cover image Isaac B. Singer: A Life

Isaac B. Singer: A Life

Florence Noiville, , trans. from the French by Catherine Temerson. . Farrar, Straus & Giroux, $24 (192pp) ISBN 978-0-374-17800-0
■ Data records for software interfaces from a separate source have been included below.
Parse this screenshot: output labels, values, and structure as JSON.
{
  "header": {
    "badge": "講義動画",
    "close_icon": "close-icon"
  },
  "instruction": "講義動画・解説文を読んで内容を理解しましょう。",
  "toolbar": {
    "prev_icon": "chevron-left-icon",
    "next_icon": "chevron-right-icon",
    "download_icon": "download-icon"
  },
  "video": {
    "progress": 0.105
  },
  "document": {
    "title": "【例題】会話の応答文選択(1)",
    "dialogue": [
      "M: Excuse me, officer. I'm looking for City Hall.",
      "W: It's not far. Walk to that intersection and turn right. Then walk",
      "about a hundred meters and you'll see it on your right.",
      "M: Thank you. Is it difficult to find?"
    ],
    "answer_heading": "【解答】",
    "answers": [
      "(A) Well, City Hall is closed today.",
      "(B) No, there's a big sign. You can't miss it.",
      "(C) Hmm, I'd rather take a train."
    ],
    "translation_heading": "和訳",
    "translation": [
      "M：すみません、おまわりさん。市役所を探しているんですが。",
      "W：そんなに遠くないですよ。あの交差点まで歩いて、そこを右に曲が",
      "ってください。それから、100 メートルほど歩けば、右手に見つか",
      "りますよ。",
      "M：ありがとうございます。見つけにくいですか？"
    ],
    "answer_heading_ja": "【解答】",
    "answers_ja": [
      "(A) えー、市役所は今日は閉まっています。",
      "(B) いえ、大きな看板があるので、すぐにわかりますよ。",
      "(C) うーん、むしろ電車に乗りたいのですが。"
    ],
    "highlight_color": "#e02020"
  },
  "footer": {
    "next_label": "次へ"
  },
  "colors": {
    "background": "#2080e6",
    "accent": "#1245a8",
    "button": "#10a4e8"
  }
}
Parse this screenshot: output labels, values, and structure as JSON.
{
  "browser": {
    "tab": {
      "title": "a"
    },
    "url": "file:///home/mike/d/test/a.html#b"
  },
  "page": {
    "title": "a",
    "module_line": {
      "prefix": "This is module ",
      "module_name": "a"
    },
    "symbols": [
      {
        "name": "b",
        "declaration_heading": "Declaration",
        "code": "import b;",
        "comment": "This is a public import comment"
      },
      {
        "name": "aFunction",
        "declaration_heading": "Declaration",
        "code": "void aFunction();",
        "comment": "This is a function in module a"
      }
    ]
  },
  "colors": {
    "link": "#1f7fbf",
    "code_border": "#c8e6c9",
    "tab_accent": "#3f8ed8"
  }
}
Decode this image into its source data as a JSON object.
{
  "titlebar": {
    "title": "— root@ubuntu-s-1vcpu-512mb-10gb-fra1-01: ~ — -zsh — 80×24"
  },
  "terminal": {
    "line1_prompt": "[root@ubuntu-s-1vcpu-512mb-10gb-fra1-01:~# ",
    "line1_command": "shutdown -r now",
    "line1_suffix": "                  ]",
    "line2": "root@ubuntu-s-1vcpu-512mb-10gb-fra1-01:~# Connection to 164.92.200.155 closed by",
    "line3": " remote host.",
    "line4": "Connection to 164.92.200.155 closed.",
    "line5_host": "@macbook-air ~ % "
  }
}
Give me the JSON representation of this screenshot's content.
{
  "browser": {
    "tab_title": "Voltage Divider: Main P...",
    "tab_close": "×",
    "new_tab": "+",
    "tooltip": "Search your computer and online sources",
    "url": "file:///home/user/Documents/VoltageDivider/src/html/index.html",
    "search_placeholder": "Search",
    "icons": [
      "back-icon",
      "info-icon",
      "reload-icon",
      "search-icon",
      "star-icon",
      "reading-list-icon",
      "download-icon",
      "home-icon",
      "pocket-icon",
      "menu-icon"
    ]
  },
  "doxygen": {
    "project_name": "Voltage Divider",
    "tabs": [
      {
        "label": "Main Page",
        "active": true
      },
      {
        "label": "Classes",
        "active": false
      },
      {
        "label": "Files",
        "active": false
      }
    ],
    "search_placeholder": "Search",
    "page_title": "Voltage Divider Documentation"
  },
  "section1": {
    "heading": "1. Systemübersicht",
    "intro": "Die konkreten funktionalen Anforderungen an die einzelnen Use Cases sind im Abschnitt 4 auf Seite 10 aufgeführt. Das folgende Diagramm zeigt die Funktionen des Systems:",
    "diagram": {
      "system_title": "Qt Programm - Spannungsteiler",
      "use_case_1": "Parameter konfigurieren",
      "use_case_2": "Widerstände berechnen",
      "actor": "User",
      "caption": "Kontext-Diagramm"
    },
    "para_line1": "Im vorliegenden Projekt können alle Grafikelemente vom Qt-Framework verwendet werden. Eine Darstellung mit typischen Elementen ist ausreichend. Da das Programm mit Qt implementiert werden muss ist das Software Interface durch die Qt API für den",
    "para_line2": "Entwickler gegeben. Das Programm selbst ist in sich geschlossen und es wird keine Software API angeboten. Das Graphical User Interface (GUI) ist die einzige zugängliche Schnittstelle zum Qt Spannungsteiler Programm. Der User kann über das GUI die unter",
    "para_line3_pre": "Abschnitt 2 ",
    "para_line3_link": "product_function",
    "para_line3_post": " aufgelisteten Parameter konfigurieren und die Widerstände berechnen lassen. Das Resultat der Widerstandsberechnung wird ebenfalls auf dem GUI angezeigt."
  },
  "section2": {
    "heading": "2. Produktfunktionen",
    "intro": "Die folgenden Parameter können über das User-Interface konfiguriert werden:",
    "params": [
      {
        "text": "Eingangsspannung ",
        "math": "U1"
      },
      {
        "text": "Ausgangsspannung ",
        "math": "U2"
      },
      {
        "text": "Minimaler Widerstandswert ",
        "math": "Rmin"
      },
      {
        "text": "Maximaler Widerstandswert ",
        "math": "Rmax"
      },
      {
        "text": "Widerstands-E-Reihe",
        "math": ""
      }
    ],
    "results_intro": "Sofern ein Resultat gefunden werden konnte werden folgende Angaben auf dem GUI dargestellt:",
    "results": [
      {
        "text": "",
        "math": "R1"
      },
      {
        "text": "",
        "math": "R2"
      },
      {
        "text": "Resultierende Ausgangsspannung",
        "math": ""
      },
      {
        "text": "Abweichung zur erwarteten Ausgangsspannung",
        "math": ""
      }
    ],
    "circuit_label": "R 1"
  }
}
Nobel laureate I.B. Singer created a rich imaginary world during an emotionally austere childhood as the son of a rabbi absorbed in the Talmud and a cold, distant mother. His family's stint from 1908 to 1917 on Krochmalna Street in Warsaw's Jewish quarter, where his father arbitrated disputes, celebrated marriages and granted divorces, gave Isaac a front-row seat to the passionate dramas of daily life. This period was a fount of inspiration for Singer until his death in 1991. Far more complex than the media's image of the impish Jewish fabulist, Singer, as Noiville shows, was at once a calculating, charming womanizer and a depressive introvert who often alienated those closest to him, including his mentor and older brother Joshua, a bestselling novelist who invited him to America and got him his first commissions from the Jewish Daily Forward ; Saul Bellow, whose brilliant translation of "Gimpel the Fool" was Singer's passport to fame; and his son, Israel Zamir, whom he abandoned in Poland at the age of five. Drawing on Singer's oeuvre as well as interviews with his son and various peers and collaborators, Le Monde literary critic Noiville paints a respectful, worthy portrait of the penniless immigrant who became a brilliant writer. Illus. (Oct.)